We have a great variety of TV channels, but BBC news is the only one in English and I have never liked watching the news. I’m left with the rest, which is a melting pot of stations from Turkmenistan, Iran, Uzbekistan, Turkey, Romania, Russia, France, Germany, China, Qatar, Kazakhstan and India.
It’s 9 PM. I’ve been reading and writing for about 10 hours and we have absolutely nothing to do, nowhere to go and very little to watch. So while Tom gets some paperwork done, I play with the TV control.
I catch something similar to So You Think You Can Dance. The judges are two women and a man with more lip-gloss and mascara than his two female counterparts put together. The first contestant is a young man that looks like Prince (the artist formerly known). He wears purple satin pants, an open bullfighter jacket with sequins, and platform shoes. He’s short, slender, has a diminutive waist and a round, petite backside like Prince’s, which he shakes like nobody’s business. I look at Tom. He makes a tsk, tsk noise and carries on with his paperwork. The next contestant is the spitting image of Johnny Weir and wears similar attire but instead of the jacket, he wears a pirate shirt with tassels. The stage is about 4’ long but in that space, this Johnny Weir pulls some moves that I have only seen Shakira and Beyonce do. He is amazing and the male judge agrees with me because he jumps off his seat and claps with the tips of his fingers, like a seal.

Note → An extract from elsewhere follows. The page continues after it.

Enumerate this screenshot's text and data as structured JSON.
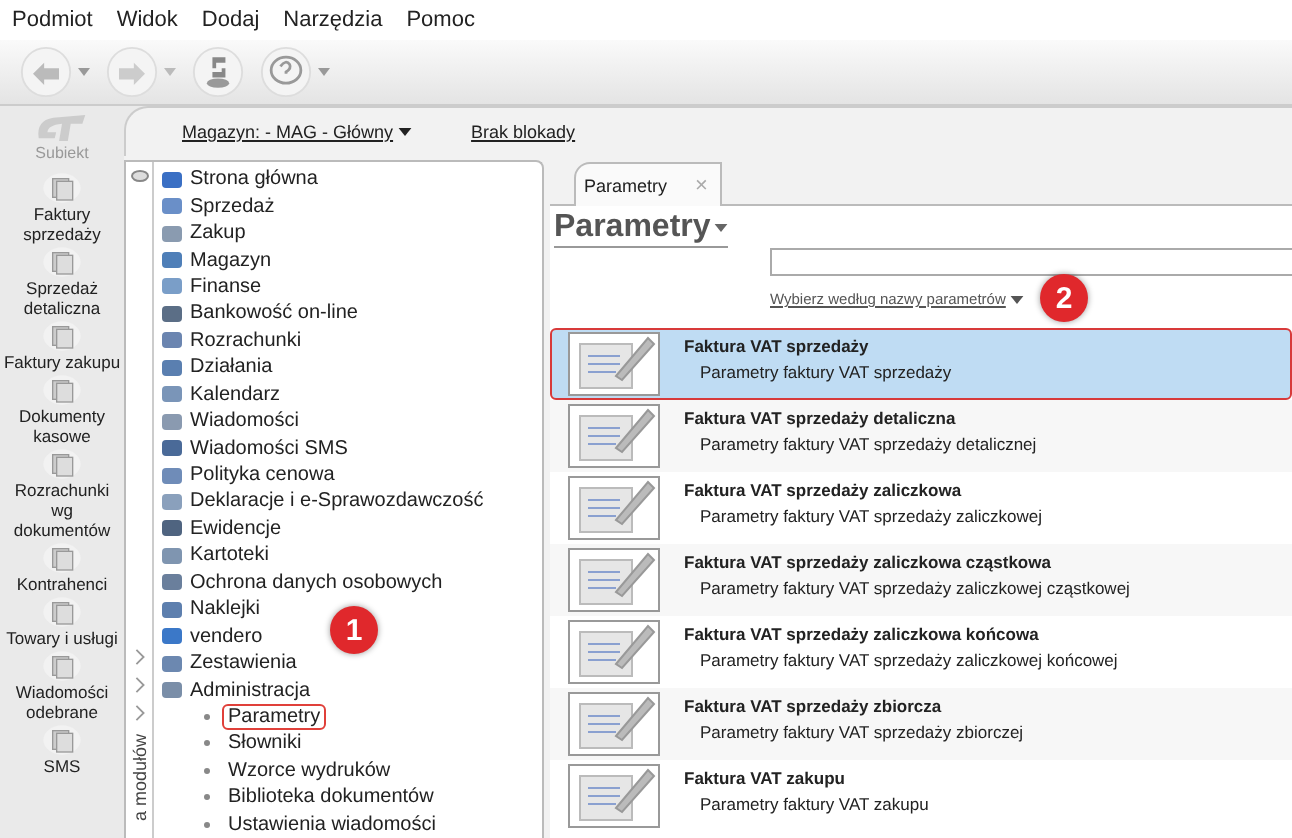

I change the channel and I watch for a few minutes The King of Queens dubbed in Russian, some commercials in German, and a Chinese talent show where a little guy pulls a woman in a wheelchair with his eyelids. Then something catches my attention.
A girl in her teens is crying to who appears to be her mother. The mother looks indignant but somewhat compassionate. I look at everything on the screen. They live in a mud house with low ceilings. They are sitting on the floor, on rugs, and rub their hands by a fire in the middle of the living room. They do some crying together and when the camera pans out, I see the baby. It’s a stiff bundle of white fabric that clearly doesn’t have a baby in it, but I get the idea. The young girl holds the baby in her arms and cries some more. As the mother leaves the room, the father walks in. They exchange nasty looks. I feel the tension. The father gives the baby another mean look and shouts things at his daughter, who hasn’t stopped crying. Then the father gets close to the girl, uncomfortably close, and he whispers something in her ear. She looks disgusted and recoils and so do I. Oh, no. Oh no, is all I think. But then the father leaves the room and she ponders and cries and seems to make a decision as she kisses the bundle. The next scene shows her leaving the house with the baby in her arms. She wears a long green tunic with a hoodie-like head scarf similar to those Afghan women were made to wear a few years back, and a black, stiff-looking veil that covers her face and hangs all the way down to her knees. She walks past other mud houses baking in the sun, past donkeys lazily grazing under dead trees, past other anonymous women wearing similar clothes, until she gets to a secret location: a barn, which is another small mud house. There, a young man awaits.
Before she arrives, he prepares the love pad. A few Persian rugs and lots of hay. It is obvious that he has plans because the camera zooms in on his face and I see the smirk of a teenage boy about to get lucky.
I’m watching a soap opera in a language I’ve never heard before. And I’m hooked. I look at Tom and he has stopped working. He is watching the soap opera too and he is digging it. We speculate. Tom tells me what he thinks and I make my predictions.
The young man tries to seduce the girl (who is still carrying the baby in her arms) by touching her feet. He is on the love pad and invites her, begs her to lay with him. This Casanova is ready to go. She paces back and forth, crying, explaining to him her predicament, (at least that's what I think) but the guy is overcome with desire and all he can do is paw her feet and salivate. She gives him the baby and runs out of the barn.
Then everything gets complicated. Many characters appear and the dialogues are long and the camera focuses on their faces and their fake tears and without action, we can’t tell what’s happening. I’m getting a headache.
I change the station and watch a Bridal Show on the equivalent to the Home Shopping Channel. The dresses look heavy and the models struggle to move in them. These gowns are loaded with colorful beads, rhinestones, sequins, tiny mirrors, and everything shiny. The telephone number flashes on the screen. You can call right now from just about anywhere in Asia and get one of these beauties.
I watch Sesame Street in Romanian, a version of American Idol in Uzbek or Turkmen, some cricket match narrated in Hindi, and a tasteless, borderline raunchy skit in German à la Benny Hill. But nothing, nothing can get my mind off the fate of that fake baby. I wonder who the father is and whether the young girl will be forced to marry an old cousin. I also think about the young man and if he will ever get lucky.
I have never liked soaps, but this one? I’m digging it.